Open Access Repository

Is Closing the Gaps a useful approach for overcoming Indigenous disadvantage?


Downloads per month over past year

Hicks, DJE ORCID: 0000-0003-0506-9720 2014 , 'Is Closing the Gaps a useful approach for overcoming Indigenous disadvantage?', Honours thesis, University of Tasmania.

PDF (Whole thesis)
Hicks_whole_Hon...pdf | Download (781kB)

| Preview


Currently there is considerable disparity in terms of socioeconomic status between Indigenous and non-Indigenous Australians. There is not a single indicator within the domains of education, employment, income, housing and health where Indigenous Australians have better or equal outcomes compared to non-Indigenous Australians (Biddle, 2013c). Since the inclusion of Indigenous Australians as a separate cultural entity within the Census, and the consequent availability of comparative statistics, the extent of this disadvantage has been known. Consequently, it has formed the basis of numerous policies and interventions (Altman, Biddle, & Hunter, 2008). However, it has been acknowledged that these policies have been largely a failure (Australian Public Service Commission, 2007). As of 2008, the Closing the Gaps policy came to the forefront as a means by which to remedy the situation. However, this policy has come under considerable criticism as it is argued that it largely fails to account for cultural difference and difficult to measure factors such as discrimination. In light of this criticism, the current study aimed to empirically determine the potential impact of such factors on Indigenous socioeconomic disadvantage. To achieve this it used the difference between Indigenous and non-Indigenous mean incomes as a way in which to measure Indigenous socioeconomic disadvantage. It used the explanatory variables of educational attainment, health, remoteness of residence, age and gender to ascertain the percentage of this income difference which could be attributed to demographical differences between the two populations.

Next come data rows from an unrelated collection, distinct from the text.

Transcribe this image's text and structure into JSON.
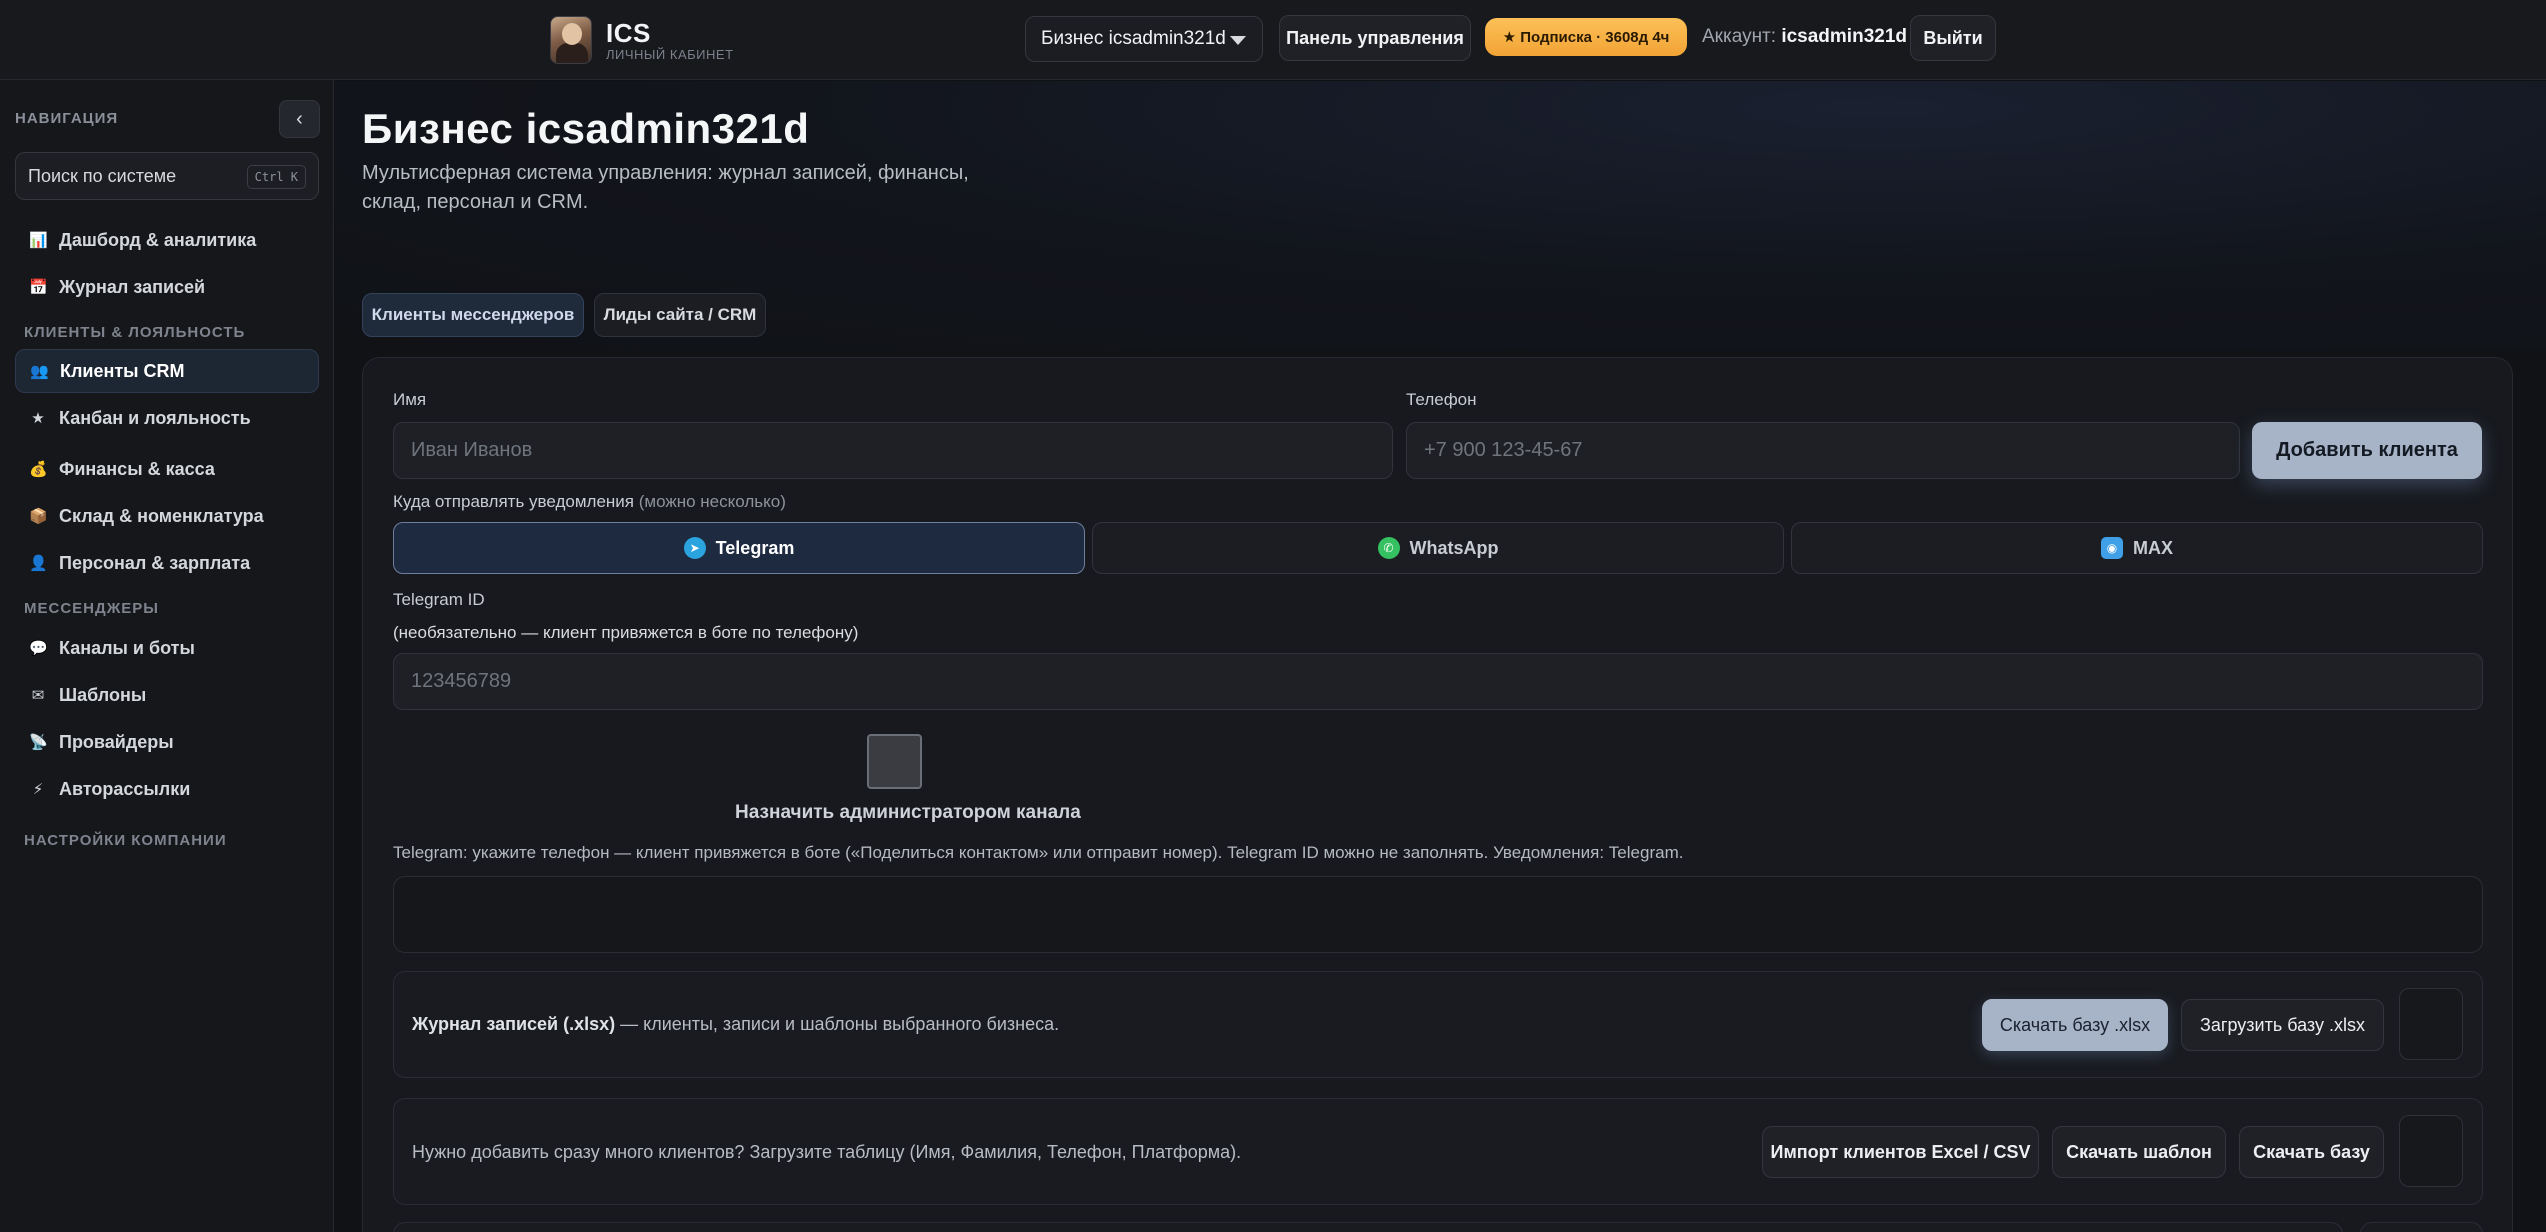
{
  "topbar": {
    "brand_name": "ICS",
    "brand_sub": "ЛИЧНЫЙ КАБИНЕТ",
    "business_select": "Бизнес icsadmin321d",
    "dashboard_button": "Панель управления",
    "subscription_badge": "★ Подписка · 3608д 4ч",
    "account_label": "Аккаунт:",
    "account_name": "icsadmin321d",
    "logout_button": "Выйти"
  },
  "sidebar": {
    "nav_header": "НАВИГАЦИЯ",
    "collapse_glyph": "‹",
    "search_label": "Поиск по системе",
    "search_shortcut": "Ctrl K",
    "items": [
      {
        "icon": "📊",
        "label": "Дашборд & аналитика"
      },
      {
        "icon": "📅",
        "label": "Журнал записей"
      },
      {
        "icon": "👥",
        "label": "Клиенты CRM"
      },
      {
        "icon": "★",
        "label": "Канбан и лояльность"
      },
      {
        "icon": "💰",
        "label": "Финансы & касса"
      },
      {
        "icon": "📦",
        "label": "Склад & номенклатура"
      },
      {
        "icon": "👤",
        "label": "Персонал & зарплата"
      },
      {
        "icon": "💬",
        "label": "Каналы и боты"
      },
      {
        "icon": "✉",
        "label": "Шаблоны"
      },
      {
        "icon": "📡",
        "label": "Провайдеры"
      },
      {
        "icon": "⚡",
        "label": "Авторассылки"
      }
    ],
    "sections": {
      "clients": "КЛИЕНТЫ & ЛОЯЛЬНОСТЬ",
      "messengers": "МЕССЕНДЖЕРЫ",
      "company": "НАСТРОЙКИ КОМПАНИИ"
    }
  },
  "main": {
    "title": "Бизнес icsadmin321d",
    "description": "Мультисферная система управления: журнал записей, финансы, склад, персонал и CRM.",
    "tabs": [
      {
        "label": "Клиенты мессенджеров"
      },
      {
        "label": "Лиды сайта / CRM"
      }
    ],
    "form": {
      "name_label": "Имя",
      "name_placeholder": "Иван Иванов",
      "phone_label": "Телефон",
      "phone_placeholder": "+7 900 123-45-67",
      "add_button": "Добавить клиента",
      "notify_label": "Куда отправлять уведомления",
      "notify_hint": "(можно несколько)",
      "channels": [
        {
          "label": "Telegram",
          "color": "#2aa3df"
        },
        {
          "label": "WhatsApp",
          "color": "#35c061"
        },
        {
          "label": "MAX",
          "color": "#3fa0e8"
        }
      ],
      "telegram_id_label": "Telegram ID",
      "telegram_id_hint": "(необязательно — клиент привяжется в боте по телефону)",
      "telegram_id_placeholder": "123456789",
      "admin_checkbox_label": "Назначить администратором канала",
      "telegram_hint": "Telegram: укажите телефон — клиент привяжется в боте («Поделиться контактом» или отправит номер). Telegram ID можно не заполнять. Уведомления: Telegram."
    },
    "journal_panel": {
      "title": "Журнал записей (.xlsx)",
      "text": " — клиенты, записи и шаблоны выбранного бизнеса.",
      "download_button": "Скачать базу .xlsx",
      "upload_button": "Загрузить базу .xlsx"
    },
    "import_panel": {
      "text": "Нужно добавить сразу много клиентов? Загрузите таблицу (Имя, Фамилия, Телефон, Платформа).",
      "import_button": "Импорт клиентов Excel / CSV",
      "template_button": "Скачать шаблон",
      "download_button": "Скачать базу"
    }
  }
}
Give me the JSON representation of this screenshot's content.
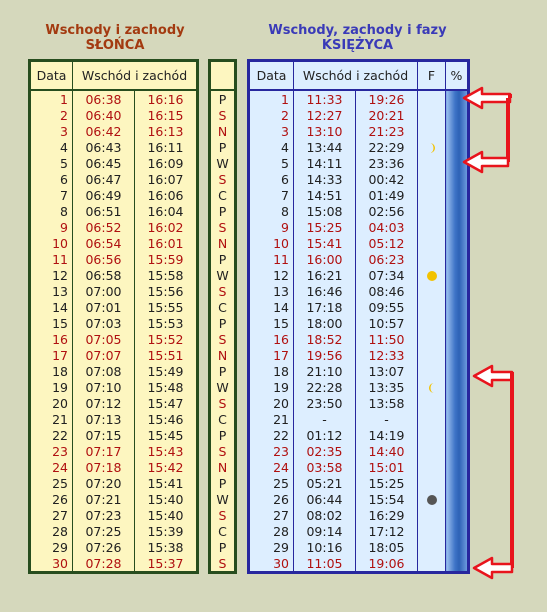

Findings inferred that only 31% of the difference between Indigenous and non-Indigenous incomes could be attributed to demographic differences in the explanatory variables between the two groups. These findings suggested that 69% of the income difference could be potentially attributed to other variables not observed by the study and, as Altman (2009) argues, largely ignored by Closing the Gaps.

Item Type: Thesis - Honours
Authors/Creators:Hicks, DJE
Copyright Information:

Copyright 2014 the author

Item Statistics: View statistics for this item

Actions (login required)

Item Control Page Item Control Page